INPUT —
= Beginning of Section =

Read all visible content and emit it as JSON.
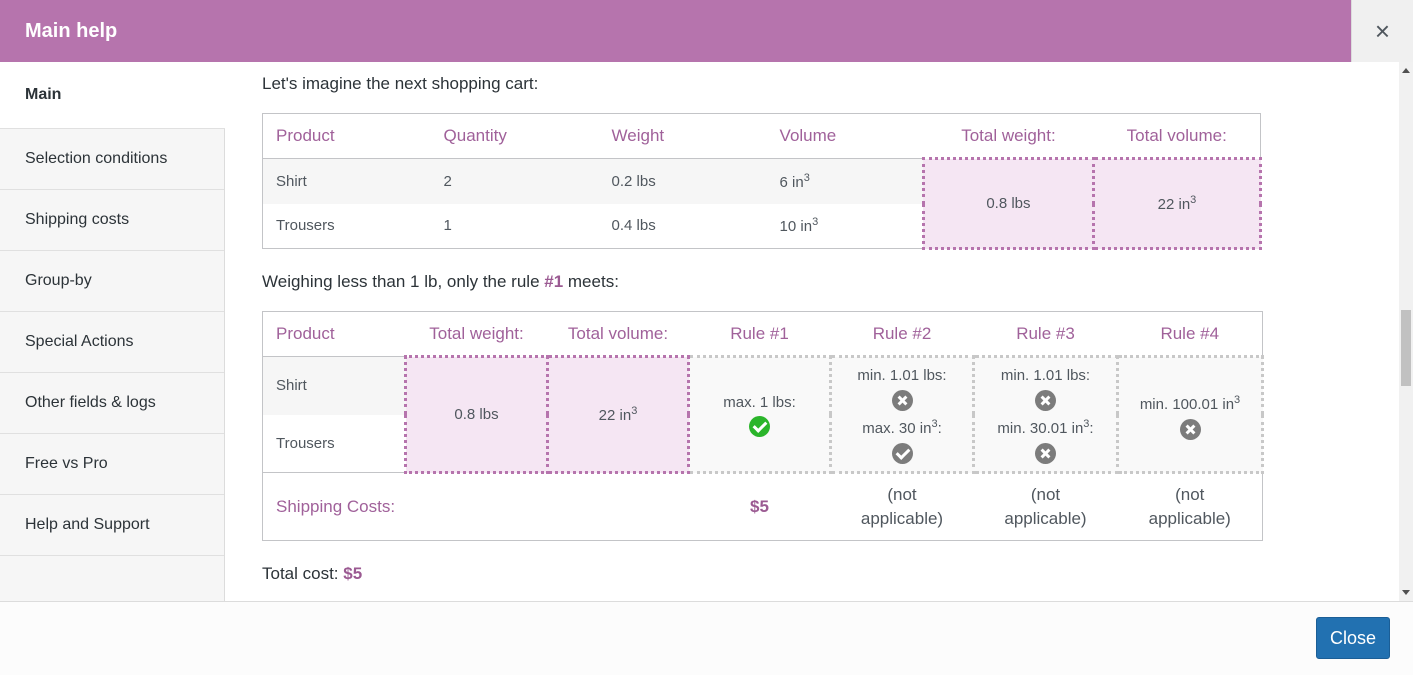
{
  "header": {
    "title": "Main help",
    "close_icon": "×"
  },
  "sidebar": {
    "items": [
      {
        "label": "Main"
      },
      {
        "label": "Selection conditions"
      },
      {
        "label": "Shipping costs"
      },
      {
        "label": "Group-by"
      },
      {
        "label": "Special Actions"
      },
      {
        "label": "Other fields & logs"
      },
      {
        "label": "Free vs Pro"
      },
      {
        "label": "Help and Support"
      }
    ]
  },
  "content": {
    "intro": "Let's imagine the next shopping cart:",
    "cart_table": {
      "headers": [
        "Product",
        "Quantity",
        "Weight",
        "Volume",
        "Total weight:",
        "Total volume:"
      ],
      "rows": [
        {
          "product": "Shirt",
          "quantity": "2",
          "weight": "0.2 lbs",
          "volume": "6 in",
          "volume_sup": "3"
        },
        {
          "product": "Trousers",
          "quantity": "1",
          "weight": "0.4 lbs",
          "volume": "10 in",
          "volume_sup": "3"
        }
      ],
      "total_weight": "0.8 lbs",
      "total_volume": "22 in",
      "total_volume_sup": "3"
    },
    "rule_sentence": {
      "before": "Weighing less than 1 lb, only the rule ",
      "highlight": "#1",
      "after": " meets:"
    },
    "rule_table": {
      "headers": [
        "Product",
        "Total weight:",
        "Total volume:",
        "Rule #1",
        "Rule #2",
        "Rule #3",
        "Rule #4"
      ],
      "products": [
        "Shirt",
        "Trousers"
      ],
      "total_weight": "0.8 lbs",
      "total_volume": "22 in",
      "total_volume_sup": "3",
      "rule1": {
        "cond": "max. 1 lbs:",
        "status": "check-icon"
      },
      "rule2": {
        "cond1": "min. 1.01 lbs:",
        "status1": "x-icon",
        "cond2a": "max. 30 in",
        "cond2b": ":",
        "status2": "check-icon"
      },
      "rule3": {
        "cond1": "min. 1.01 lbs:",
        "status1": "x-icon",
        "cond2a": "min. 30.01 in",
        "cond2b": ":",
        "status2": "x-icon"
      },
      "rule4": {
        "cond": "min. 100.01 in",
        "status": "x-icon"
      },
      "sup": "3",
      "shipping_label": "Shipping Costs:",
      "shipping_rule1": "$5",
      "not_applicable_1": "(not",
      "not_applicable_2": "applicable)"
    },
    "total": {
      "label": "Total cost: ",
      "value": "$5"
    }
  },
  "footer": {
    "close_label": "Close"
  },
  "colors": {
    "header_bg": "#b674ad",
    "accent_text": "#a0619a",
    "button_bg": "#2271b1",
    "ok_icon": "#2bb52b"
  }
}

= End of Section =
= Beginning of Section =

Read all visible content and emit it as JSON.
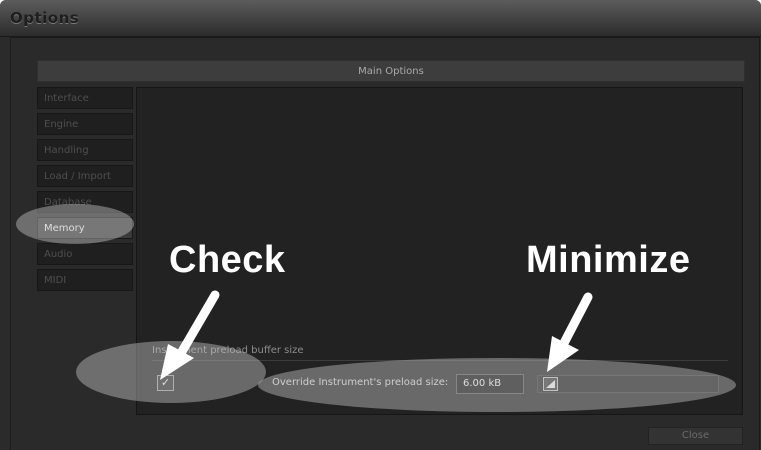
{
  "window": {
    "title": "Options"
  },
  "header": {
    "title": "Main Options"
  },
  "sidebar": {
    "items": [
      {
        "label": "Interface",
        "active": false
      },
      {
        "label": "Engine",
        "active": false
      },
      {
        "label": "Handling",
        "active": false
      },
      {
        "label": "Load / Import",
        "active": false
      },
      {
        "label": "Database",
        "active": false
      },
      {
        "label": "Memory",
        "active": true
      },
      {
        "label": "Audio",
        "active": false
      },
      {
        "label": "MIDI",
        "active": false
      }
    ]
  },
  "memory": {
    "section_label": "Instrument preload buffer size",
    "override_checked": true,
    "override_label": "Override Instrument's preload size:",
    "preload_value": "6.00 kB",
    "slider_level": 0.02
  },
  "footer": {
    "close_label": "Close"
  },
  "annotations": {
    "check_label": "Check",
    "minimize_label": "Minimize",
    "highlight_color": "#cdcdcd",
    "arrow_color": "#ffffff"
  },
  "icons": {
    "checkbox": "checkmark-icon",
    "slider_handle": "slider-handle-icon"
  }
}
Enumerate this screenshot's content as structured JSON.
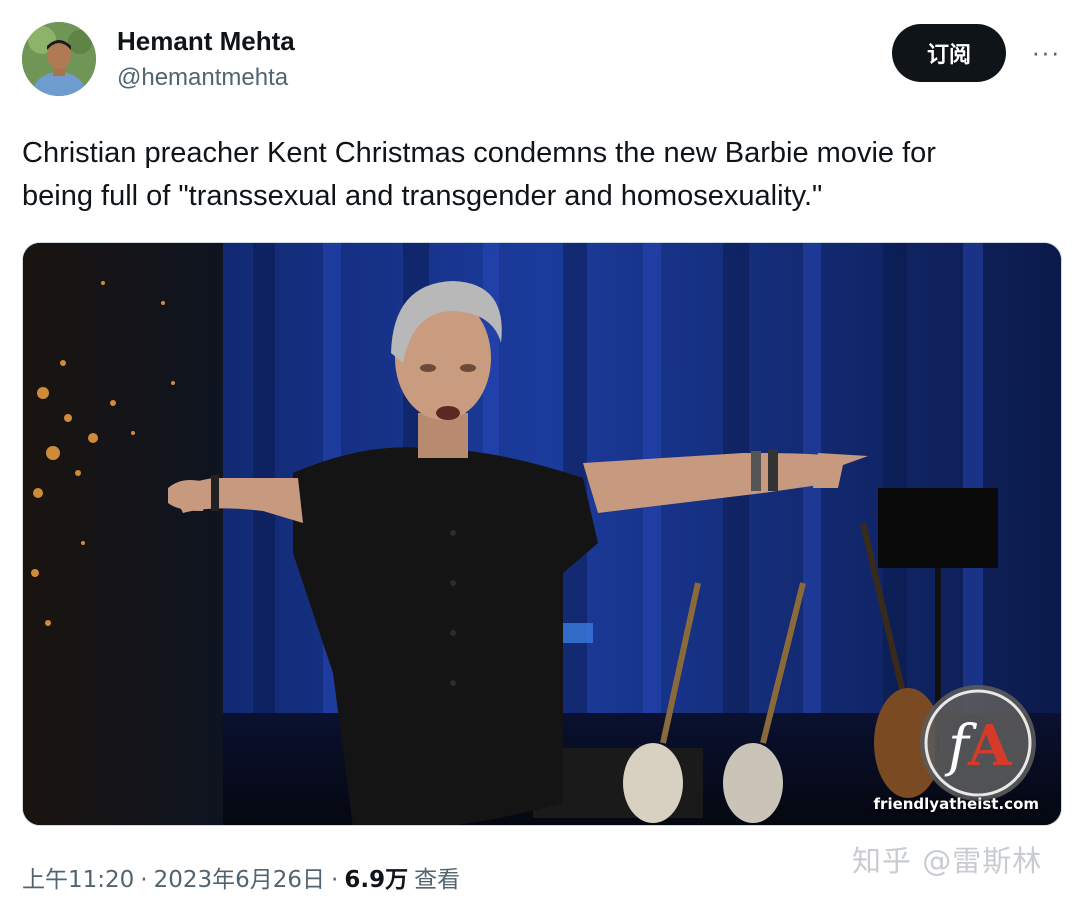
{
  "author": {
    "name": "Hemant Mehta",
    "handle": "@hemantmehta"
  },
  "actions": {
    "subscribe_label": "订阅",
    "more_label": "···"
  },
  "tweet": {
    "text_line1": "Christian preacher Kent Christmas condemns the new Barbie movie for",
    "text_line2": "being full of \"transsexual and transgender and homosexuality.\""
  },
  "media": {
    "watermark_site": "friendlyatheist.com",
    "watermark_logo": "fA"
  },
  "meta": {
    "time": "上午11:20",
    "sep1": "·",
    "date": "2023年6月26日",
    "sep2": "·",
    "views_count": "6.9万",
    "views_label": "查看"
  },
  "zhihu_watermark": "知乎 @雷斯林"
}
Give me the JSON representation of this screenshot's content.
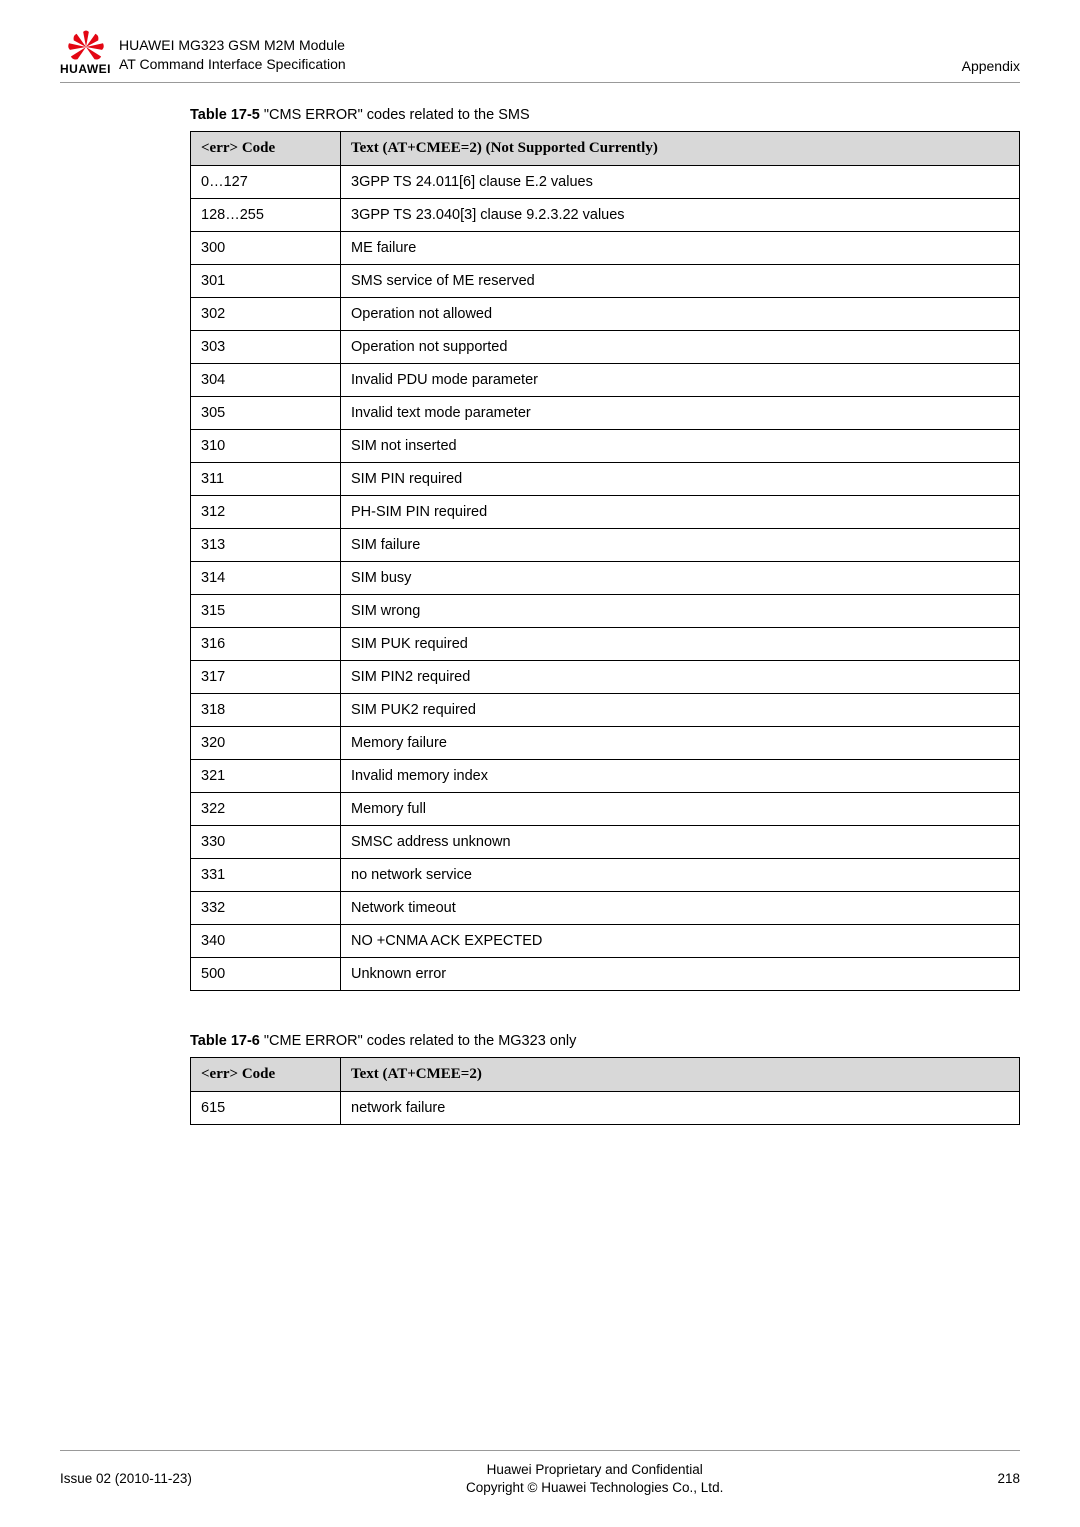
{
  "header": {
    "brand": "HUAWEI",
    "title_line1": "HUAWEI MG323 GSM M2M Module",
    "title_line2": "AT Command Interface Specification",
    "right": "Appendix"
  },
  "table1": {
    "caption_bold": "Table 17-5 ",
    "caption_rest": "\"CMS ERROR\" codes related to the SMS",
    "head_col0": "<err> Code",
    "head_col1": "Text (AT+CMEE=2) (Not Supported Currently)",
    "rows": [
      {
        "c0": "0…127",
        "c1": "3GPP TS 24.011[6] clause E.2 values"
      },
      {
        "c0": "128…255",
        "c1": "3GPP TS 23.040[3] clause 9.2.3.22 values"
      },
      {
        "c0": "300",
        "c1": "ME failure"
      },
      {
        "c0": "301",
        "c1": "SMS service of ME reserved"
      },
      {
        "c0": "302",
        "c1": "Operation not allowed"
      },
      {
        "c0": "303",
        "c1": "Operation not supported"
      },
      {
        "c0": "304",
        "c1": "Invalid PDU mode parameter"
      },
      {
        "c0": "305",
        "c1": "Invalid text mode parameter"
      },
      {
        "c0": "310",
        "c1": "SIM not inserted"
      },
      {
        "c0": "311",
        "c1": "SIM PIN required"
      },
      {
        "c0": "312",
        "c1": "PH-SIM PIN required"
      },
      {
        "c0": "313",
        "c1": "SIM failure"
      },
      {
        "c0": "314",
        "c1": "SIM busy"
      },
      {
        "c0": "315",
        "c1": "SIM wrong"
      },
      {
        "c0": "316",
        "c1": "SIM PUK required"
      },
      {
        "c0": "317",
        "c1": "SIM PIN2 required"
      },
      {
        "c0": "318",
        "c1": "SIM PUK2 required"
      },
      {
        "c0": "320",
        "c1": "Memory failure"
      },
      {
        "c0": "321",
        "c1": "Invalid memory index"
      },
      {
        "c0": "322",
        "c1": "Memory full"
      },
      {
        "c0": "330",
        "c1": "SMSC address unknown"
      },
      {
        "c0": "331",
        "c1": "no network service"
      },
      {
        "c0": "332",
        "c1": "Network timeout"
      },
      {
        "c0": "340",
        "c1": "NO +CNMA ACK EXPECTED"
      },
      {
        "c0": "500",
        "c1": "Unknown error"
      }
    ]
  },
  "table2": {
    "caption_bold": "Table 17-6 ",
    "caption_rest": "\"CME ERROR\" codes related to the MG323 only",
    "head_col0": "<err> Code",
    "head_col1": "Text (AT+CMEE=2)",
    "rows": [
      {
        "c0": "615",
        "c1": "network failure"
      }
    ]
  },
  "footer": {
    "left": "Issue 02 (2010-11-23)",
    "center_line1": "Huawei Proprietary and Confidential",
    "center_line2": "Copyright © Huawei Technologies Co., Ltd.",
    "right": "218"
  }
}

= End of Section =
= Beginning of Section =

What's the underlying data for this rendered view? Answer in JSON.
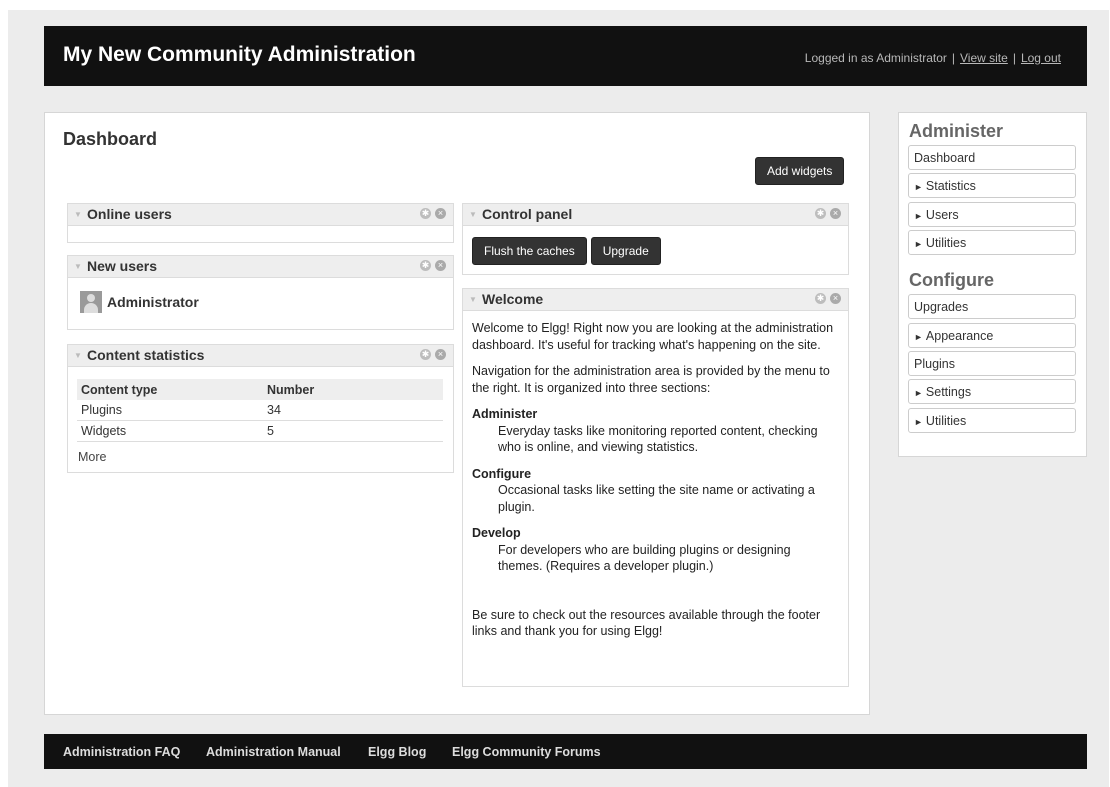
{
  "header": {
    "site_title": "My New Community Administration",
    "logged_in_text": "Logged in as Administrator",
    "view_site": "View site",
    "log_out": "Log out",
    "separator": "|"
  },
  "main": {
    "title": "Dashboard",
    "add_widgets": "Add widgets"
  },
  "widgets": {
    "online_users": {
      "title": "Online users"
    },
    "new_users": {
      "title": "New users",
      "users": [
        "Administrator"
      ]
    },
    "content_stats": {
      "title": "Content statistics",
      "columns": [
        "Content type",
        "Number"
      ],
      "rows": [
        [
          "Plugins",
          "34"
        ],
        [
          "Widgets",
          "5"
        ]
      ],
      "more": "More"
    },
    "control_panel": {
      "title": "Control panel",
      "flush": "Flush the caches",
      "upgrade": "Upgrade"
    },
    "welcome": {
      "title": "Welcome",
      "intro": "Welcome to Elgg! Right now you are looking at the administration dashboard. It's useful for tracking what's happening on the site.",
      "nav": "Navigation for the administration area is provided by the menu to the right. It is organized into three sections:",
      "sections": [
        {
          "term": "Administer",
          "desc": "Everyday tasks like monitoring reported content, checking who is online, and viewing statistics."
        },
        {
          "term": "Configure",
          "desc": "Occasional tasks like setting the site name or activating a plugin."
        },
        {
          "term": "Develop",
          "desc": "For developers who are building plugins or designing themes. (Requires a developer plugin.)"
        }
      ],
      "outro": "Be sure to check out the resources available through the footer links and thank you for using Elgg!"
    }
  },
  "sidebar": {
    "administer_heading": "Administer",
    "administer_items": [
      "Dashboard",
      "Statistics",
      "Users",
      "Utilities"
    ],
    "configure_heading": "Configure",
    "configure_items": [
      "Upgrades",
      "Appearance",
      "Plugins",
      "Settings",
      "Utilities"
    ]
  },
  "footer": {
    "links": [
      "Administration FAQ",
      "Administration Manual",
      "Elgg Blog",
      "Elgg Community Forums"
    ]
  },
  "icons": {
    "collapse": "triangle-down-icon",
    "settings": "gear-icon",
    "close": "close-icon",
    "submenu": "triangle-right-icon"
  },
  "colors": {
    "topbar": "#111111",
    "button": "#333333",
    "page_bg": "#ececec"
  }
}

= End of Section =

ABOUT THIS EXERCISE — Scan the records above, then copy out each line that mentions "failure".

TASK SOLUTION —
        "c1": "ME failure"
        "c1": "SIM failure"
        "c1": "Memory failure"
        "c1": "network failure"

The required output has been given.